As fewer workers may be needed to take orders due to the more widespread use of QR codes, mobile apps, and touchscreen ordering kiosks, restaurants can redeploy these workers to support other areas as needed, such as taking orders from cars in the drive-thru line, assembling orders in the kitchen, or helping in the bar area. Here’s how restaurants can adjust their operations to enhance the customer experience as they roll out digital ordering solutions.
Redeploying restaurant staff
Restaurant operators can leverage technologies such as QR codes to rethink some of their procedures and to provide better service for their customers.
Devote more workers to help manage takeout.
Consumer demand for takeout from restaurants remains strong, with 61% of consumers saying that they order delivery or takeout from restaurants at least once per week, according to a recent Deloitte survey. These customers also expect prompt service, with nearly three-fourths of survey respondents saying that they don’t want to wait more than 30 minutes for their food.

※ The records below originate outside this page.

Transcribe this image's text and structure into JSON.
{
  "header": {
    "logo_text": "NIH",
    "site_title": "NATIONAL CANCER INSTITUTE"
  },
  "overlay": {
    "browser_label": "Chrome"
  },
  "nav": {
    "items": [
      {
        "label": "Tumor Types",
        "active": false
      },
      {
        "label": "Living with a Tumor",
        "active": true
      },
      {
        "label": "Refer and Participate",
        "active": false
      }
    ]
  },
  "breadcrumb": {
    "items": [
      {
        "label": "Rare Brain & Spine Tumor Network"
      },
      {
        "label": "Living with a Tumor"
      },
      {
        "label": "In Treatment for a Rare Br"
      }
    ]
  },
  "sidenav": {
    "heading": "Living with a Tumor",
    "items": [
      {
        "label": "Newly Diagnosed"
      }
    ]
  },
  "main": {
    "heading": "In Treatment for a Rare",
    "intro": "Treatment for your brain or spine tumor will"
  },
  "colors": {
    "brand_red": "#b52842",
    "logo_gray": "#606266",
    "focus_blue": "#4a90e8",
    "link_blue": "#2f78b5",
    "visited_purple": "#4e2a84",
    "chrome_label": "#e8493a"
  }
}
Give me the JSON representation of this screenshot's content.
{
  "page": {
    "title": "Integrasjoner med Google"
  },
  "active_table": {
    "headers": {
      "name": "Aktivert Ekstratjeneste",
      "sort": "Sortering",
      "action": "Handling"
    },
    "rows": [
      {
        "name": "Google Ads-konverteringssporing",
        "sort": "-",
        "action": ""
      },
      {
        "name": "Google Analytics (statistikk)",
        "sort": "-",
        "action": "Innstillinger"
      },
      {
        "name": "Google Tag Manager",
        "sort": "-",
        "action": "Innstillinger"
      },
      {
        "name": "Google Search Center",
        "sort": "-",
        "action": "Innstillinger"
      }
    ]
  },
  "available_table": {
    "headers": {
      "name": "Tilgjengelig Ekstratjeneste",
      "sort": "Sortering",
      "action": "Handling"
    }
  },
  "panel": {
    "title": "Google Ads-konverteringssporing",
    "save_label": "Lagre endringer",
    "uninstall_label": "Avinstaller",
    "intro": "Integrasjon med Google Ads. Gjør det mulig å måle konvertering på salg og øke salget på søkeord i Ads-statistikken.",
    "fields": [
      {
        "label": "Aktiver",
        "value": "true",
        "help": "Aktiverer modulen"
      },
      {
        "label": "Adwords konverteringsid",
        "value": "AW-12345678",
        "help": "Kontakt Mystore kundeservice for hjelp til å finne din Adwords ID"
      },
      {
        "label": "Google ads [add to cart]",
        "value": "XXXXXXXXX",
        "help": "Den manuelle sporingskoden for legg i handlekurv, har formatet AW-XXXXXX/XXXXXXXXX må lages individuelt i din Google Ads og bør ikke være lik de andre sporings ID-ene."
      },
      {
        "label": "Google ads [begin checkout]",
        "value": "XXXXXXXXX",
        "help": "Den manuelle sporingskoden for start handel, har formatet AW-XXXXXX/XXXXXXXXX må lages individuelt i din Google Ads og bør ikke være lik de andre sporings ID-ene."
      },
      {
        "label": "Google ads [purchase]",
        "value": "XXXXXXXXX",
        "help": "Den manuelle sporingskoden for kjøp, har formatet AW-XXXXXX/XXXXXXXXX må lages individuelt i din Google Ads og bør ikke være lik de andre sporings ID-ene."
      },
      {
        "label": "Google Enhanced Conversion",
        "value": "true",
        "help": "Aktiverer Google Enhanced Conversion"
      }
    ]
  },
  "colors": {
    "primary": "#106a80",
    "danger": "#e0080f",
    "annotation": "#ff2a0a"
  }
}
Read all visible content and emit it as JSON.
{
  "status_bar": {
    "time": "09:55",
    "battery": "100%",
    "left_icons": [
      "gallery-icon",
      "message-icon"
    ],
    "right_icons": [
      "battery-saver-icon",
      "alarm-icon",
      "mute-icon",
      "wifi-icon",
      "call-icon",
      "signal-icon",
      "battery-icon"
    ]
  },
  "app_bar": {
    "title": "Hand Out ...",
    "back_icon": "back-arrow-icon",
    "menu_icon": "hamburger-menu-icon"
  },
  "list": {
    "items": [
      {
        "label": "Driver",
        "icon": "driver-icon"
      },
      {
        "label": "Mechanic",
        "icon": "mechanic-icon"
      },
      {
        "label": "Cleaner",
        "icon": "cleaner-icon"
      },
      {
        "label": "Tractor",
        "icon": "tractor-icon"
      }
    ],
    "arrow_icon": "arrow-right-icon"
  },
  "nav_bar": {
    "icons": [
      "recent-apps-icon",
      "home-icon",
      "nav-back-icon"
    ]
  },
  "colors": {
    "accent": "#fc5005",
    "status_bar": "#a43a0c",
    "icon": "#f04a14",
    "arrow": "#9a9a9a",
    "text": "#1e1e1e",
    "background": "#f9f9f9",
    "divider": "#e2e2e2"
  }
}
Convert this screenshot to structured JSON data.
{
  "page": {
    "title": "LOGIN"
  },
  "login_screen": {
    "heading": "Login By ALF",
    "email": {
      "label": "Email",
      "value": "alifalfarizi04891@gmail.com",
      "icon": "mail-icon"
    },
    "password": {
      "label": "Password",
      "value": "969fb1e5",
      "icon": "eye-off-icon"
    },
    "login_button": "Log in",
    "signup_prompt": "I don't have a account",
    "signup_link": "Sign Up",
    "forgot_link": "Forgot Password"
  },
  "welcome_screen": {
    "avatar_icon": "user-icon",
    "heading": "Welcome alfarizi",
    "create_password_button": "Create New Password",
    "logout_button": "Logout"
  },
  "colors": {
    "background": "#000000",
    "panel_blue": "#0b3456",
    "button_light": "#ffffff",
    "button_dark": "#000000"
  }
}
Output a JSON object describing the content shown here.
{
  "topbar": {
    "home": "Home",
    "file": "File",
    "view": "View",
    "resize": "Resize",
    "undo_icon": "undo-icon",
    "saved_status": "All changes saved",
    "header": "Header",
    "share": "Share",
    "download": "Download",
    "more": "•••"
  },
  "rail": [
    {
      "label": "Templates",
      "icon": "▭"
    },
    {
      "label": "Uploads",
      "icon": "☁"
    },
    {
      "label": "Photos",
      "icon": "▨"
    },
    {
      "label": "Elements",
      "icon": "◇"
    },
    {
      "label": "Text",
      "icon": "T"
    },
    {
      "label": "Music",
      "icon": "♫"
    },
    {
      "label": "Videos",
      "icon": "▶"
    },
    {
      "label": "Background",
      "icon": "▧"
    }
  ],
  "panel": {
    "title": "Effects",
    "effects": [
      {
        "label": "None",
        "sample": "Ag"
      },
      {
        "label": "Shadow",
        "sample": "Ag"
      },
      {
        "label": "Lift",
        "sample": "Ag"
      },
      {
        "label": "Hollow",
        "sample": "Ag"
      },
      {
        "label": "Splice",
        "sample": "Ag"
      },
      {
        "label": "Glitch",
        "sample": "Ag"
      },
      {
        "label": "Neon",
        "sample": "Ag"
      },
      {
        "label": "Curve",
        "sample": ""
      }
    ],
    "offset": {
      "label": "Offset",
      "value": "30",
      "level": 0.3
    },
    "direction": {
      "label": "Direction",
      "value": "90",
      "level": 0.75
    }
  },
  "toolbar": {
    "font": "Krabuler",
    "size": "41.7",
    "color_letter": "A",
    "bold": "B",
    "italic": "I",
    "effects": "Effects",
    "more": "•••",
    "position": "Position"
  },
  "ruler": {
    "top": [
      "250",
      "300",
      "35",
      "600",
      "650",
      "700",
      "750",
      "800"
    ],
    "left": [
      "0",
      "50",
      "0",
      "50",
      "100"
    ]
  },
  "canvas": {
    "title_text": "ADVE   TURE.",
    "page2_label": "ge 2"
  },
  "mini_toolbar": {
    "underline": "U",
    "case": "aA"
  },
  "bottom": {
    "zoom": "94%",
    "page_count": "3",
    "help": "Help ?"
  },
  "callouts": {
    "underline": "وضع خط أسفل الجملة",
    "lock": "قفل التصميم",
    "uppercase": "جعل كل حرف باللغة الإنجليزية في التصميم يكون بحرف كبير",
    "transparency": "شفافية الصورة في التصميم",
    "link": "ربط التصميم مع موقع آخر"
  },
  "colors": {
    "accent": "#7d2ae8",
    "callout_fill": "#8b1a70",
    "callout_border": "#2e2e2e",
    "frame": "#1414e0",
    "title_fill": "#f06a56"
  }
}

That means restaurants need to optimize their staffing levels to take, assemble, and fill orders for takeout and delivery, especially during peak times. Some restaurants have created dedicated assembly lines for takeout and delivery, for example, while others have added service areas dedicated to third-party delivery pickup.
Maintain highly visible sanitation regimens.
Maintaining strong food safety and sanitation practices should always remain a top priority for restaurant operators. This is especially important as restaurants seek to drive more productivity and efficiency in their operations with fewer workers. In addition, high staff turnover will put pressure on operators to ensure that their workers are all up to speed on their food safety training.
Consumers have become much more attuned to the importance of cleanliness and sanitation in restaurants. Operators should consider dedicating workers on each shift to cleaning and sanitizing surfaces in dining rooms, restrooms, and other high-traffic areas of the restaurant.
Maintain a “flex” labor model.
Cross-training workers to perform multiple tasks within the restaurant is another way that operators can optimize their allocation of labor.
Having staff on hand that can perform multiple functions allows restaurants to react to conditions as needed, such as an unexpected surge in order volume or when workers call in sick. Cross-training offers the added benefits of creating a positive environment for workers, who may view the added training as an investment by their company in their own careers as they seek to move up the ladder.
Amid rising labor pressures restaurants are learning how to do more with less. Many are operating with reduced staffing levels, and technologies such as QR codes, mobile apps, and touchscreen ordering kiosks are helping them solve these labor challenges. But in order to maintain high levels of service and provide a rewarding customer experience, operators need to rethink their systems and processes so that labor is invested in the areas where it is most needed.